What do names mean as far as characters go? For me? Just about everything. Names personify people. It’s like the Jerry Seinfeld routine where he says if you name your kid ‘Jeeves’, you’re pretty much consigning him to a life as a butler. Based on your own relationships, experiences, and encounters, the moment a name is mentioned you’ll conjure up a preconception of the person attached to it. You might even think of certain characteristics that people with the same name share.

I have lots of rituals when it comes to naming my characters. To begin with, I’ll scribble a lowercase and UPPERCASE alphabet in a notebook. When I come up with a first name, I’ll scratch out the lowercase letter that name begins with. I’ll do the same for the surnames with the uppercase letters.
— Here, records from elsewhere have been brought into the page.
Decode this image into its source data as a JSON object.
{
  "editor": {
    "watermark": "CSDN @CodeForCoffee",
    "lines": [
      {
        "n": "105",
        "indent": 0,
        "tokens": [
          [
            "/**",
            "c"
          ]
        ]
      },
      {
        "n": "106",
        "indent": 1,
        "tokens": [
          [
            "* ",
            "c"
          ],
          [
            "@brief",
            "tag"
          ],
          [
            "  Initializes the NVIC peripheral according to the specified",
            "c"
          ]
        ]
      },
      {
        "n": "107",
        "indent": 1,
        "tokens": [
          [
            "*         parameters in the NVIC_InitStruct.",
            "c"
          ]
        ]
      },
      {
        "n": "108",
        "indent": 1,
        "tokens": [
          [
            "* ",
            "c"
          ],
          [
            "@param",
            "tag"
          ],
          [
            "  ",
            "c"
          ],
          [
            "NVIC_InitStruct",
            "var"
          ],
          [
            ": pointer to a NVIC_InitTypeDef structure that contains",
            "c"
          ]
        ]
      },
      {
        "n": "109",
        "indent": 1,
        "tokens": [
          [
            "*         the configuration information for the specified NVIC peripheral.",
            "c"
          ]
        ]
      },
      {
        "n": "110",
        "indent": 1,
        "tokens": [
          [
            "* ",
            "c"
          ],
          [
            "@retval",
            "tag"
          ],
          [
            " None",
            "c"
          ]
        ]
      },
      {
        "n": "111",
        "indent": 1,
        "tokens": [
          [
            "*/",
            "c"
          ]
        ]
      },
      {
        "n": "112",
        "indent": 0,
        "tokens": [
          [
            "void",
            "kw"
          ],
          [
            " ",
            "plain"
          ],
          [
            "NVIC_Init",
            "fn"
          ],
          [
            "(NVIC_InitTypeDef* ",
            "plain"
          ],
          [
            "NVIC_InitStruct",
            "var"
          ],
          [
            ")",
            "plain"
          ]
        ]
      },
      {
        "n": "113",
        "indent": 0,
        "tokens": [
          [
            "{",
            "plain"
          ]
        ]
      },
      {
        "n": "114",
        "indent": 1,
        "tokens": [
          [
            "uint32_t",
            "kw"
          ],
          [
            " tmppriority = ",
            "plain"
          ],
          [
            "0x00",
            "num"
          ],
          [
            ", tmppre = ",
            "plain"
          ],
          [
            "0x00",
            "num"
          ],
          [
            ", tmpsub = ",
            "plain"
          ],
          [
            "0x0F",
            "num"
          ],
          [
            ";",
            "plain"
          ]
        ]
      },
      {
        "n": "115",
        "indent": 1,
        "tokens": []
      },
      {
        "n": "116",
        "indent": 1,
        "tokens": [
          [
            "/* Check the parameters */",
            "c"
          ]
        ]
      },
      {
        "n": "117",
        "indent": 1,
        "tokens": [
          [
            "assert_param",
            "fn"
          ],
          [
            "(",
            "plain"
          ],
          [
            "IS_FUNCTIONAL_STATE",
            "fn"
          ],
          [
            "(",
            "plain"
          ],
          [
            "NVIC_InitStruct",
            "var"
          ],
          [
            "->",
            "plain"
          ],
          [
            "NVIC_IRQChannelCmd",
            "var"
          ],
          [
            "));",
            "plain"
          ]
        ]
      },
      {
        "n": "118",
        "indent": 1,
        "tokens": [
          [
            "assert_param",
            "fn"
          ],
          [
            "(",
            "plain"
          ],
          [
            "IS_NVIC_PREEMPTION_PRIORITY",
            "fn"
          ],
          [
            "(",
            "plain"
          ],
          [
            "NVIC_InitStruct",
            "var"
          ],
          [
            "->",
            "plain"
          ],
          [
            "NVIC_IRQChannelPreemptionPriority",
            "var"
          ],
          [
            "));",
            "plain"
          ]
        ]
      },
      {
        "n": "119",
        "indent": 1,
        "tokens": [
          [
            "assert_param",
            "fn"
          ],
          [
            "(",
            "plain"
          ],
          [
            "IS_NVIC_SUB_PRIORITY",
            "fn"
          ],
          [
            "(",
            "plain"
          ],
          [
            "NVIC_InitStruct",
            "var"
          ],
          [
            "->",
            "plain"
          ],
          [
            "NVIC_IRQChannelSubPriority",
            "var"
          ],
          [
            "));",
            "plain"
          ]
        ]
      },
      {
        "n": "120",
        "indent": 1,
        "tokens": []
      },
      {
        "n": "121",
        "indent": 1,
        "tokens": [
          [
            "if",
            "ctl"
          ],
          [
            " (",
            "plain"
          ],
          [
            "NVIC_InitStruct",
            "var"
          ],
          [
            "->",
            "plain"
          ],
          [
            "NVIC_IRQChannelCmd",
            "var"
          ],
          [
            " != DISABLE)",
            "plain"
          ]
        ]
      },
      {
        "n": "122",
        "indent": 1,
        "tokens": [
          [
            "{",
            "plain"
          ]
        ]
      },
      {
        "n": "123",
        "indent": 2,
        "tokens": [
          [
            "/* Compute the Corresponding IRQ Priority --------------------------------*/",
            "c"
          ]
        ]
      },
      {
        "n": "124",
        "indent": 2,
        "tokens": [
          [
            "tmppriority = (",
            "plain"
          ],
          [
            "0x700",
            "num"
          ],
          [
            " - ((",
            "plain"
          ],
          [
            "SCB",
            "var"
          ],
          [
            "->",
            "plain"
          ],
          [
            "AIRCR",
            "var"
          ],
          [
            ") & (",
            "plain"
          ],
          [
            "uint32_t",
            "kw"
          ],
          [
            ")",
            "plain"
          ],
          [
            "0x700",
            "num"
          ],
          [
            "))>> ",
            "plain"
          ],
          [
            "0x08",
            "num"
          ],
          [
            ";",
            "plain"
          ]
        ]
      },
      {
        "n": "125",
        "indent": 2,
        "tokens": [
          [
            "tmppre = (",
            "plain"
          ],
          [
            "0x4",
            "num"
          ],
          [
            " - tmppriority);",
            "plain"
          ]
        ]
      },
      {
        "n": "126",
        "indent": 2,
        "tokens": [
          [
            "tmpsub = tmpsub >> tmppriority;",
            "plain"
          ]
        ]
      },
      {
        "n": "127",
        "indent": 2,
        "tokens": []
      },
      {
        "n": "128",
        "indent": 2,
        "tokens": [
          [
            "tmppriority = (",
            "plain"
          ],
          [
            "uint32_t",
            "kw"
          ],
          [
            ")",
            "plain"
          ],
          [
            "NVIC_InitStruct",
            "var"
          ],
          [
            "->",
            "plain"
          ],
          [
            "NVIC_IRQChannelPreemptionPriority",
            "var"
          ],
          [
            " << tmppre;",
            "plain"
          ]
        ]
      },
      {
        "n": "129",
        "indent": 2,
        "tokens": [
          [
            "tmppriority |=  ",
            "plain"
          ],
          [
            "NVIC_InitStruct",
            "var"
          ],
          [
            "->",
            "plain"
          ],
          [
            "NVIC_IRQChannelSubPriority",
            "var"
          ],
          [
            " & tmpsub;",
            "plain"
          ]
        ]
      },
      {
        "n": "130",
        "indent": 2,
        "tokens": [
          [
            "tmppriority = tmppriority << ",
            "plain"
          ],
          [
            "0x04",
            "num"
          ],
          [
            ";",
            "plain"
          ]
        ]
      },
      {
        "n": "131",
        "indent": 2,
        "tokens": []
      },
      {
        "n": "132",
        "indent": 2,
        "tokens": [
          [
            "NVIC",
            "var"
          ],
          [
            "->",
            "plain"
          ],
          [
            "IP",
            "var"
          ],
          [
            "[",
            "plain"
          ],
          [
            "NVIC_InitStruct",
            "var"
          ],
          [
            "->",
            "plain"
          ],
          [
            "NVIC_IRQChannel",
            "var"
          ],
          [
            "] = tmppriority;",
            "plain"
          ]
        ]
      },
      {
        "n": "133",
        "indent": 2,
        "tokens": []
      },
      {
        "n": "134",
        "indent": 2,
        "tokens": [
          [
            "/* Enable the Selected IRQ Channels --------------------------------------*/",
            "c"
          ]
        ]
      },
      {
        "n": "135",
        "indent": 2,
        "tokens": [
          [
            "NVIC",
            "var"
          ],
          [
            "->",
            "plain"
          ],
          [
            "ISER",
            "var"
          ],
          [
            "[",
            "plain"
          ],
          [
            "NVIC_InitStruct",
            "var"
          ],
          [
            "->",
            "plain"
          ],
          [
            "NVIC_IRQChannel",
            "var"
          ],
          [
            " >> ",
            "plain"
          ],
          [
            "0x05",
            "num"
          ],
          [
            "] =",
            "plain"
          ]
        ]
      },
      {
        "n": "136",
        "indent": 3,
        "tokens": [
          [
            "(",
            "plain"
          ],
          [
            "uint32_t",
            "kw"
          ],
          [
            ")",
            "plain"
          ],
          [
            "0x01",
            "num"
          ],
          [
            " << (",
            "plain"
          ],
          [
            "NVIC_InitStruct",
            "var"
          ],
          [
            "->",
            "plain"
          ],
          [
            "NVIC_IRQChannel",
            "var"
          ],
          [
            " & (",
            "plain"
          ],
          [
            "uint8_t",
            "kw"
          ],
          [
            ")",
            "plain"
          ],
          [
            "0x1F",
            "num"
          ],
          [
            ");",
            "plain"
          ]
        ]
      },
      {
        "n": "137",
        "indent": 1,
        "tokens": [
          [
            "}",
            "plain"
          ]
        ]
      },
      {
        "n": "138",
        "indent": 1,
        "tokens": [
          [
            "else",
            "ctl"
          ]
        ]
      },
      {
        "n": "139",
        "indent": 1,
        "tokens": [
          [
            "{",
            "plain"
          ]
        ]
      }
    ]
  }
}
This is to ensure that, if possible, I don’t have characters whose names begin with the same letter. Hitting names that begin with the same letter can confuse readers. Well, that happens to me (as a reader). Hey, I thought Tom was married – why’s he kissing the neighbour? And then I backtrack and find that it was actually Ted, not Tom. Tom? Ted? At the start of reading a new book where you’re orienting yourself with the world and its inhabitants, that similarity can be confusing.

Years ago, I scoured the net and compiled lists of surnames, printed them up, and divided them by nationality through a couple of folders. While you can just as easily Google surnames now, it’s efficient to be able to open up a folder, go to the nationality I want, and pick a surname. Some of these surnames have meanings, or are derived from location. That’s also something to consider when picking the right surname.

As far as the first name goes (and while I could again just Google), I own a couple books of baby names. I like to read the meanings behind names, to see if it will have any special significance for the story. Some times there’s not. But other times I pick something for the meaning, which gives the character that added layer. Readers may never know it, but I know it’s there.

Sometimes, it’s just about feel. For Just Another Week in Suburbia, I wanted a name for the protagonist that was a little bit unusual, but without striking (i.e. memorable) connotations. ‘Gray’ was chosen as a surname because it wasn’t as strong as black or white, but something in the middle – something potentially bland. Nobody paints their house grey, or buys a grey car, or does anything in grey. And ‘Casper’? He was named after Casper the Friendly Ghost, because as a character that’s who he was – invisible and inoffensive within his own world.

His wife actually started the book as ‘Melissa’. But as I wrote the early chapters, that just didn’t feel right. I didn’t picture her as a ‘Melissa’. So, through the powers of FIND & REPLACE she became ‘Jane’. Now that felt like who she was meant to be. The only problem was that one of Casper’s best friends was named ‘Dane’. It could’ve been idiosyncratic for Casper to have a ‘Jane’ and a ‘Dane’ in his life, both close to him, but I decided that it would become distracting. So ‘Dane’ became ‘Luke’.

In August Falling the protagonist’s name is ‘August’, which (in Latin) bears the meaning of ‘majestic’ and ‘venerable’ – these are things that August isn’t. In fact, he’s the opposite. But I liked the irony of this character who had the majesty of this name, but was flawed, vulnerable, and doubting.

With the novel I’m currently writing, the character’s name is ‘Luke’ (yes, the Luke from Just Another Week in Suburbia). Although that was predetermined (thanks to Just Another Week in Suburbia), it felt right – a simple but strong name that feels like it belongs to somebody who could withstand a tremendous assault (without trying to give the story away).

My own name has been abbreviated to ‘Les Zig’ for simplicity. I would’ve liked something exotic for my first name, like ‘Lazaros’, but as a handle ‘Les Zig’ will do just fine.

Names – they’re simple things, but mean everything.